Kering reported Bottega revenues of 1.167 billion euros (approximately $1.3 billion) in 2019, a 2.2 percent increase from the year before. That’s tiny compared to Gucci’s double-digit figures, but after three years of not entirely positive numbers, it was widely taken as a sign of a turnaround, especially because sales were up 9.4 percent in the fourth quarter. Overall, Rongone said, they were far above market projections.
Nothing to Lose
The irony of the Pouch is that Lee hadn’t even been hired as an accessory guy. In 2018, Pinault and Claus-Dietrich Lahrs, then the Bottega chief executive, had decided that if the brand were ever to move to the next level – and it already had revenues of 1.1 billion euros a year – Bottega had to become known not just for leather goods, which were responsible for approximately 80 percent of revenues, but also for its ready-to-wear. So after Maier left, they started looking for someone who was really good at clothes.
At Central Saint Martins, where he did both his bachelor’s degree and master’s degree, Lee concentrated in knitwear and did internships with Giles Deacon, Margiela and Balenciaga under Nicolas Ghesquière.
“He was very focused and committed and determined,” said Sarah Gresty, his tutor for two years of his B.A. For his final-year fashion show, she said, he used money from an outside job to hire his own model, so his patterns would fit perfectly.
After graduation, Lee worked briefly at Donna Karan before moving to Céline under Phoebe Philo, where he was hired as a member of the design team in 2013. By the time Pinault started hearing about him, he had been promoted to design director of all ready-to-wear collections.
Philo resigned just before Christmas 2017, and although it was suggested within Céline that Lee should replace her, he left in January. His plan, he said, was to take a year off and think. He made it as far as Japan. Then Pinault got in touch.
Not that the Kering chief wanted another Céline. But he was interested in the clarity of that vision.
Lee came in to meet with Pinault on a Friday. On Sunday, Pinault offered him the job.
More to Prove

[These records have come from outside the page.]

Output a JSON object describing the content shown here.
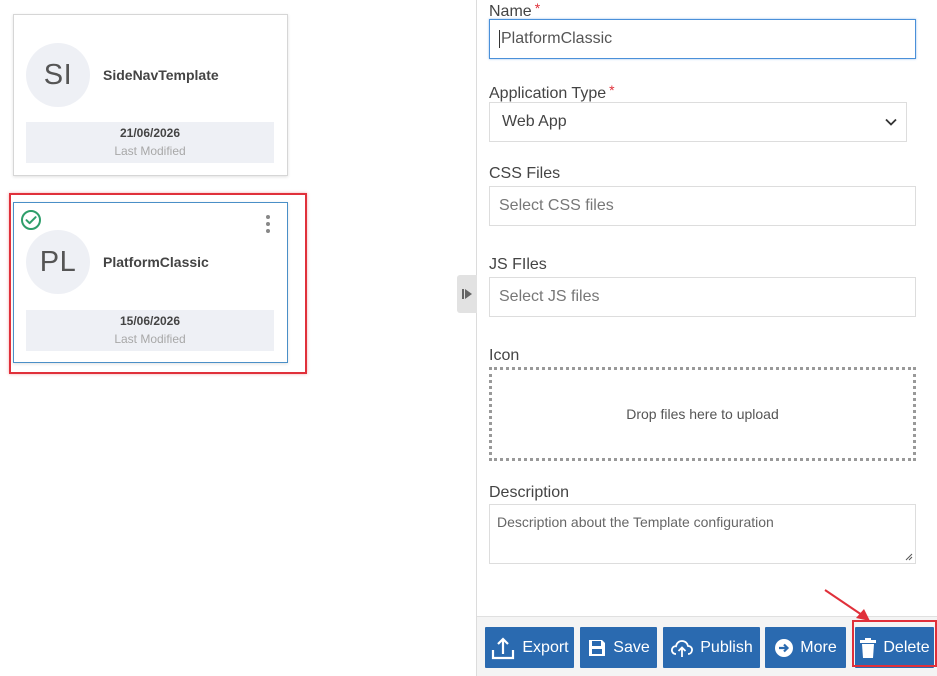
{
  "templates": [
    {
      "initials": "SI",
      "name": "SideNavTemplate",
      "date": "21/06/2026",
      "modified_label": "Last Modified"
    },
    {
      "initials": "PL",
      "name": "PlatformClassic",
      "date": "15/06/2026",
      "modified_label": "Last Modified"
    }
  ],
  "form": {
    "name_label": "Name",
    "name_value": "PlatformClassic",
    "required_mark": "*",
    "app_type_label": "Application Type",
    "app_type_value": "Web App",
    "css_label": "CSS Files",
    "css_placeholder": "Select CSS files",
    "js_label": "JS FIles",
    "js_placeholder": "Select JS files",
    "icon_label": "Icon",
    "dropzone_text": "Drop files here to upload",
    "description_label": "Description",
    "description_value": "Description about the Template configuration"
  },
  "toolbar": {
    "export_label": "Export",
    "save_label": "Save",
    "publish_label": "Publish",
    "more_label": "More",
    "delete_label": "Delete"
  },
  "colors": {
    "primary": "#2a6ab0",
    "highlight": "#e0303a",
    "success": "#2e9e6a"
  }
}
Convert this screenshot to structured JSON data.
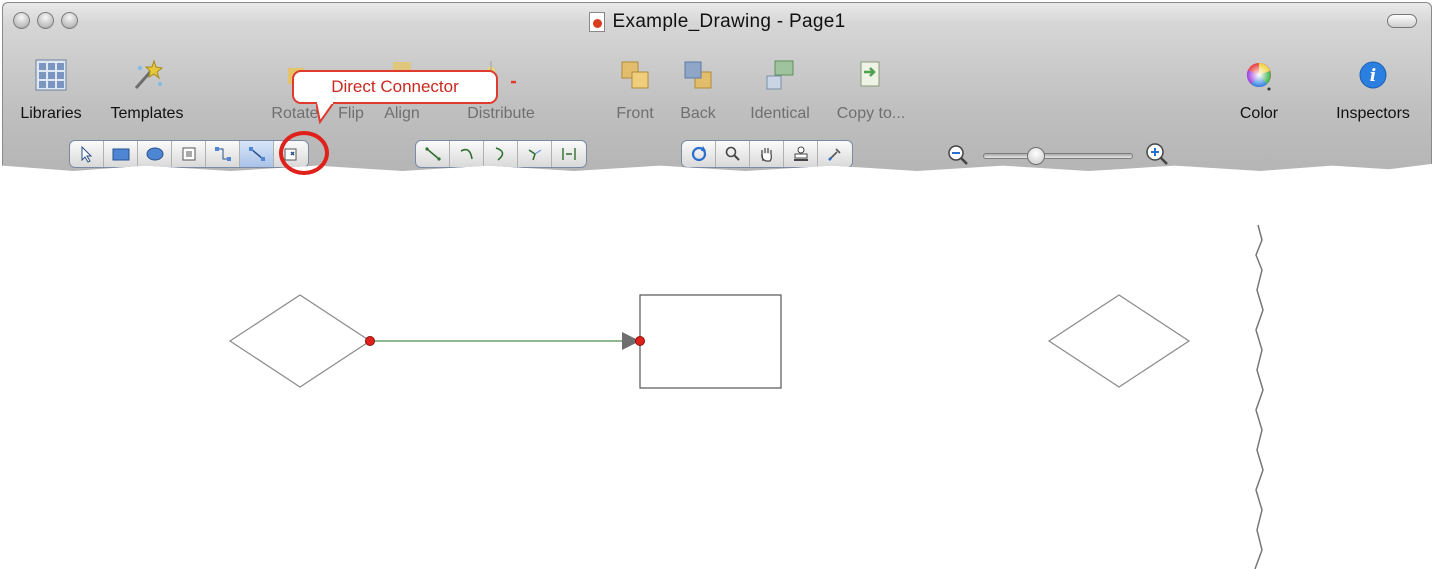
{
  "window": {
    "title": "Example_Drawing  -  Page1"
  },
  "toolbar": {
    "items": [
      {
        "label": "Libraries",
        "icon": "libraries-icon"
      },
      {
        "label": "Templates",
        "icon": "templates-icon"
      },
      {
        "label": "Rotate",
        "icon": "rotate-icon"
      },
      {
        "label": "Flip",
        "icon": "flip-icon"
      },
      {
        "label": "Align",
        "icon": "align-icon"
      },
      {
        "label": "Distribute",
        "icon": "distribute-icon"
      },
      {
        "label": "Front",
        "icon": "front-icon"
      },
      {
        "label": "Back",
        "icon": "back-icon"
      },
      {
        "label": "Identical",
        "icon": "identical-icon"
      },
      {
        "label": "Copy to...",
        "icon": "copy-to-icon"
      },
      {
        "label": "Color",
        "icon": "color-wheel-icon"
      },
      {
        "label": "Inspectors",
        "icon": "info-icon"
      }
    ]
  },
  "callout": {
    "text": "Direct Connector"
  },
  "tools": {
    "drawing": [
      "pointer-tool",
      "rectangle-tool",
      "oval-tool",
      "text-tool",
      "orthogonal-connector-tool",
      "direct-connector-tool",
      "edit-point-tool"
    ],
    "lines": [
      "straight-line-tool",
      "curved-line-tool",
      "arc-line-tool",
      "bezier-line-tool",
      "distribute-line-tool"
    ],
    "view": [
      "rotate-view-tool",
      "zoom-tool",
      "hand-tool",
      "stamp-tool",
      "eyedropper-tool"
    ],
    "active": "direct-connector-tool"
  },
  "colors": {
    "accent_red": "#e0201a",
    "connector_line": "#6aa36a",
    "selection_blue": "#a9c2e8"
  }
}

So far the Bottega accessories have made a much bigger splash than the ready-to-wear, which has had a mixed reception. The clothes can be constructively tricky but are rarely decorative. Once you know what to look for, they are identifiable, but the signs are pretty insider at the moment.
Lee has stayed mostly behind the scenes, although he will do rudimentary press
scrums after his show. He knows he is “playing catch-up” on that part of the job. “If I never had to have a public presence, I would feel much more comfortable,” he said.
Pinault didn’t seem too worried. “He will gain confidence, and I think he will become more and more a strong ambassador for the brand,” he said. He believes Bottega will be “a pillar of the group,” although he wouldn’t put a time frame on that prediction.